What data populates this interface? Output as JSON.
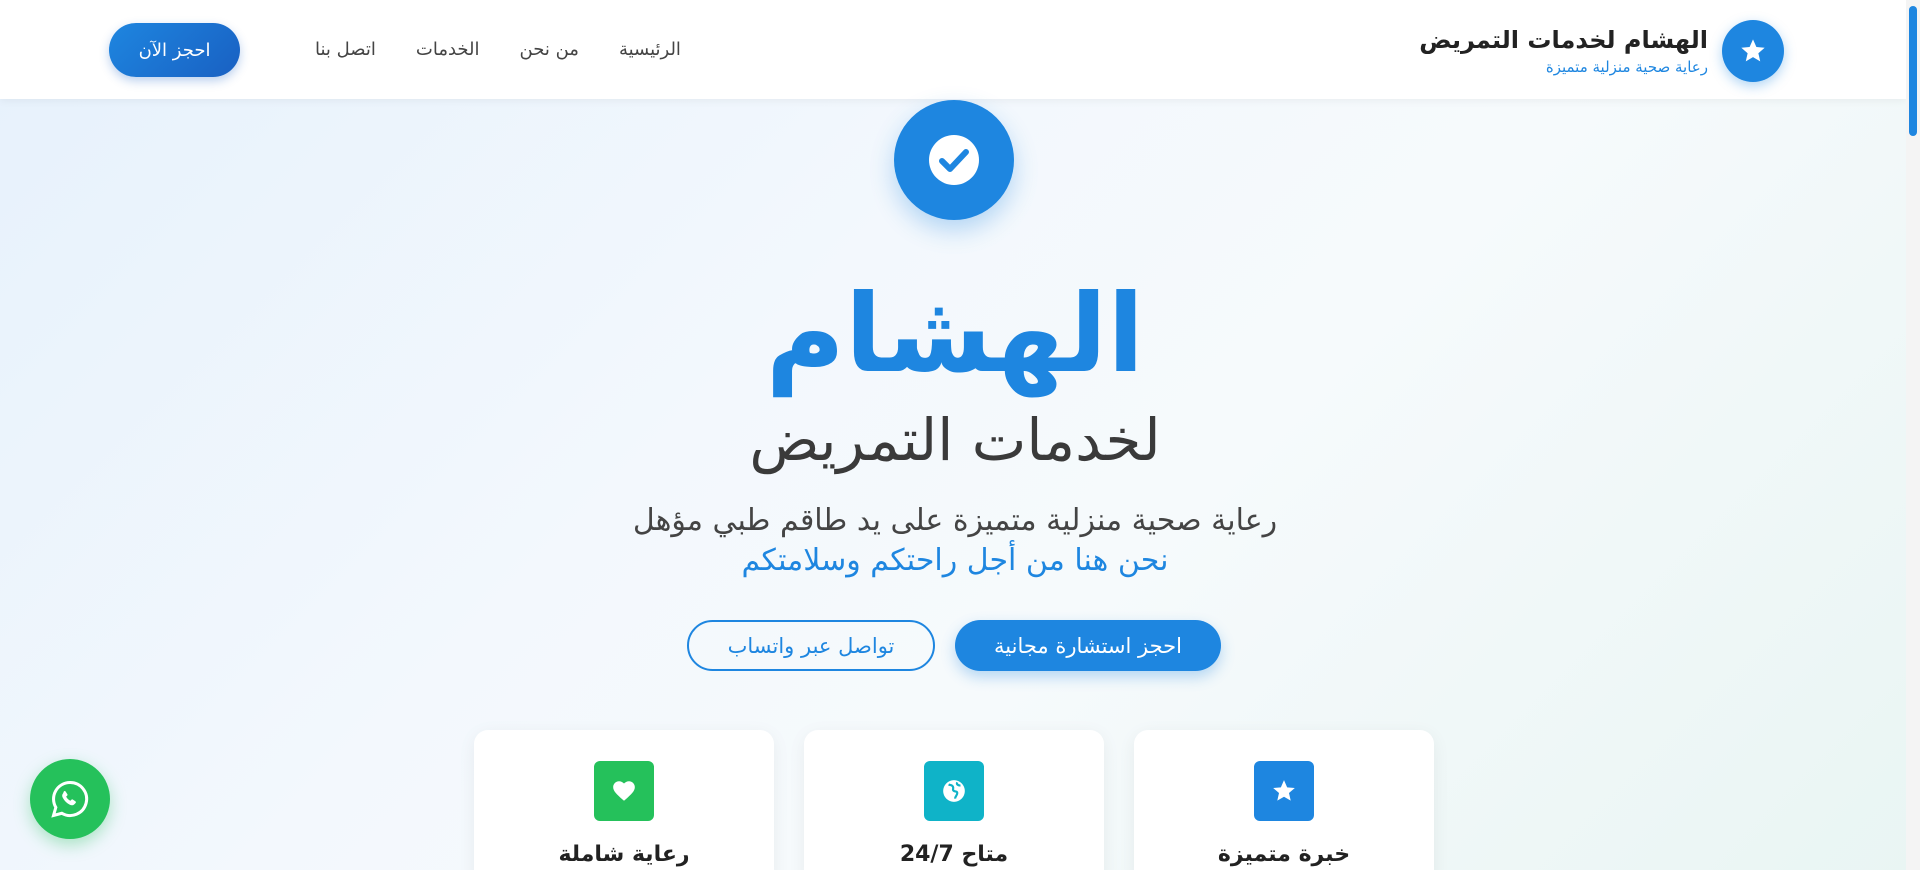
{
  "header": {
    "brand_title": "الهشام لخدمات التمريض",
    "brand_subtitle": "رعاية صحية منزلية متميزة",
    "brand_icon": "star-icon",
    "nav": [
      "الرئيسية",
      "من نحن",
      "الخدمات",
      "اتصل بنا"
    ],
    "book_label": "احجز الآن"
  },
  "hero": {
    "icon": "check-circle-icon",
    "title": "الهشام",
    "subtitle": "لخدمات التمريض",
    "description": "رعاية صحية منزلية متميزة على يد طاقم طبي مؤهل",
    "tagline": "نحن هنا من أجل راحتكم وسلامتكم",
    "primary_button": "احجز استشارة مجانية",
    "secondary_button": "تواصل عبر واتساب"
  },
  "features": [
    {
      "title": "خبرة متميزة",
      "icon": "star-icon",
      "color": "#1e86e0"
    },
    {
      "title": "متاح 24/7",
      "icon": "globe-icon",
      "color": "#0fb3c8"
    },
    {
      "title": "رعاية شاملة",
      "icon": "heart-icon",
      "color": "#25c15b"
    }
  ],
  "whatsapp": {
    "icon": "whatsapp-icon"
  },
  "colors": {
    "accent": "#1e86e0",
    "whatsapp": "#25c15b",
    "teal": "#0fb3c8"
  }
}
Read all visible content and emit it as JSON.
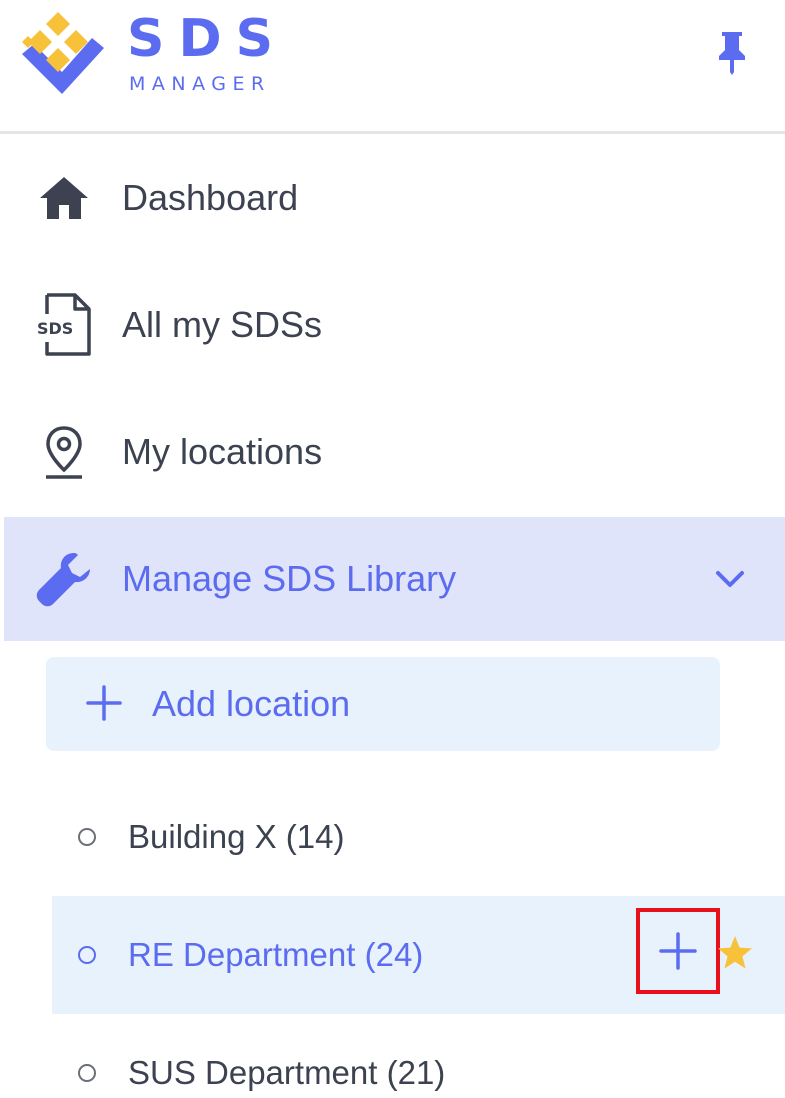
{
  "brand": {
    "name": "SDS",
    "subtitle": "MANAGER",
    "colors": {
      "primary": "#5b6cf0",
      "accent": "#f7c23a",
      "highlight_border": "#e8101a"
    }
  },
  "header": {
    "pin_icon": "pin-icon"
  },
  "nav": {
    "items": [
      {
        "label": "Dashboard",
        "icon": "home-icon"
      },
      {
        "label": "All my SDSs",
        "icon": "sds-document-icon"
      },
      {
        "label": "My locations",
        "icon": "location-pin-icon"
      },
      {
        "label": "Manage SDS Library",
        "icon": "wrench-icon",
        "active": true,
        "expanded": true
      }
    ]
  },
  "library": {
    "add_location_label": "Add location",
    "locations": [
      {
        "name": "Building X",
        "count": "(14)"
      },
      {
        "name": "RE Department",
        "count": "(24)",
        "active": true,
        "favorite": true
      },
      {
        "name": "SUS Department",
        "count": "(21)"
      }
    ]
  }
}
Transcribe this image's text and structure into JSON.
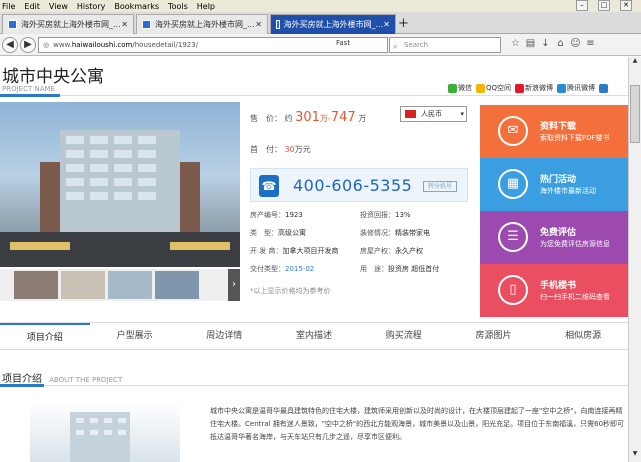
{
  "browser": {
    "menu": [
      "File",
      "Edit",
      "View",
      "History",
      "Bookmarks",
      "Tools",
      "Help"
    ],
    "tabs": [
      {
        "label": "海外买房就上海外楼市网_..."
      },
      {
        "label": "海外买房就上海外楼市网_..."
      },
      {
        "label": "海外买房就上海外楼市网_..."
      }
    ],
    "url_prefix": "www.",
    "url_host": "haiwailoushi.com",
    "url_path": "/housedetail/1923/",
    "url_right": "Fast",
    "search_placeholder": "Search"
  },
  "page": {
    "title": "城市中央公寓",
    "subtitle": "PROJECT NAME",
    "share": [
      "微信",
      "QQ空间",
      "新浪微博",
      "腾讯微博"
    ],
    "price_label": "售　价：",
    "price_prefix": "约",
    "price_low": "301",
    "price_sep": "万-",
    "price_high": "747",
    "price_unit": "万",
    "currency": "人民币",
    "down_label": "首　付：",
    "down_value": "30",
    "down_unit": "万元",
    "phone": "400-606-5355",
    "phone_tag": "转分机号",
    "details": [
      {
        "k": "房产编号：",
        "v": "1923"
      },
      {
        "k": "投资回报：",
        "v": "13%"
      },
      {
        "k": "类　型：",
        "v": "高级公寓"
      },
      {
        "k": "装修情况：",
        "v": "精装带家电"
      },
      {
        "k": "开 发 商：",
        "v": "加拿大项目开发商"
      },
      {
        "k": "房屋产权：",
        "v": "永久产权"
      },
      {
        "k": "交付类型：",
        "v": "2015-02"
      },
      {
        "k": "用　途：",
        "v": "投资房 超低首付"
      }
    ],
    "note": "*以上显示价格均为参考价",
    "tiles": [
      {
        "title": "资料下载",
        "sub": "索取资料下载PDF楼书",
        "color": "#f36f3c",
        "icon": "doc-icon"
      },
      {
        "title": "热门活动",
        "sub": "海外楼市最新活动",
        "color": "#3a9ee0",
        "icon": "calendar-icon"
      },
      {
        "title": "免费评估",
        "sub": "为您免费评估房源信息",
        "color": "#9c4ab0",
        "icon": "list-icon"
      },
      {
        "title": "手机楼书",
        "sub": "扫一扫手机二维码查看",
        "color": "#ea4f61",
        "icon": "phone-icon"
      }
    ],
    "tabs": [
      "项目介绍",
      "户型展示",
      "周边详情",
      "室内描述",
      "购买流程",
      "房源图片",
      "相似房源"
    ],
    "section_title": "项目介绍",
    "section_en": "ABOUT THE PROJECT",
    "description": "城市中央公寓是温哥华最具建筑特色的住宅大楼，建筑师采用创新以及时尚的设计，在大楼顶层建起了一座\"空中之桥\"，向南连接再精住宅大楼。Central 拥有迷人景致，\"空中之桥\"的西北方能观海景，城市美景以及山景，阳光充足。项目位于东南福溪，只需60秒即可抵达温哥华著名海岸，与天车站只有几步之遥，尽享市区便利。"
  }
}
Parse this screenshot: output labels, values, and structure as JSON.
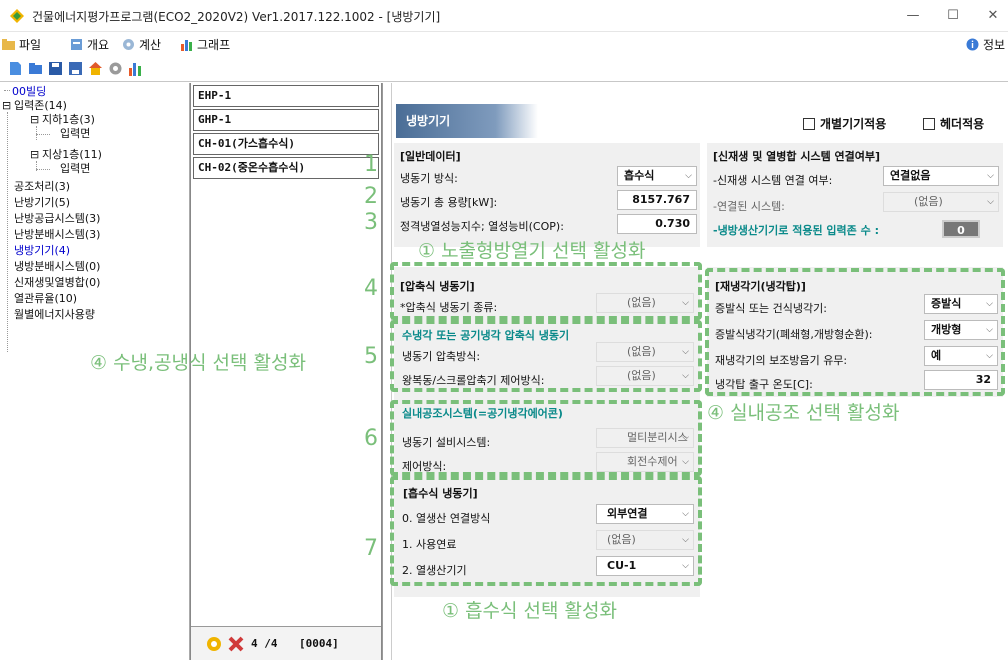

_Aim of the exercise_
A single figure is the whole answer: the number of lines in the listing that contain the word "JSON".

_Task response_
4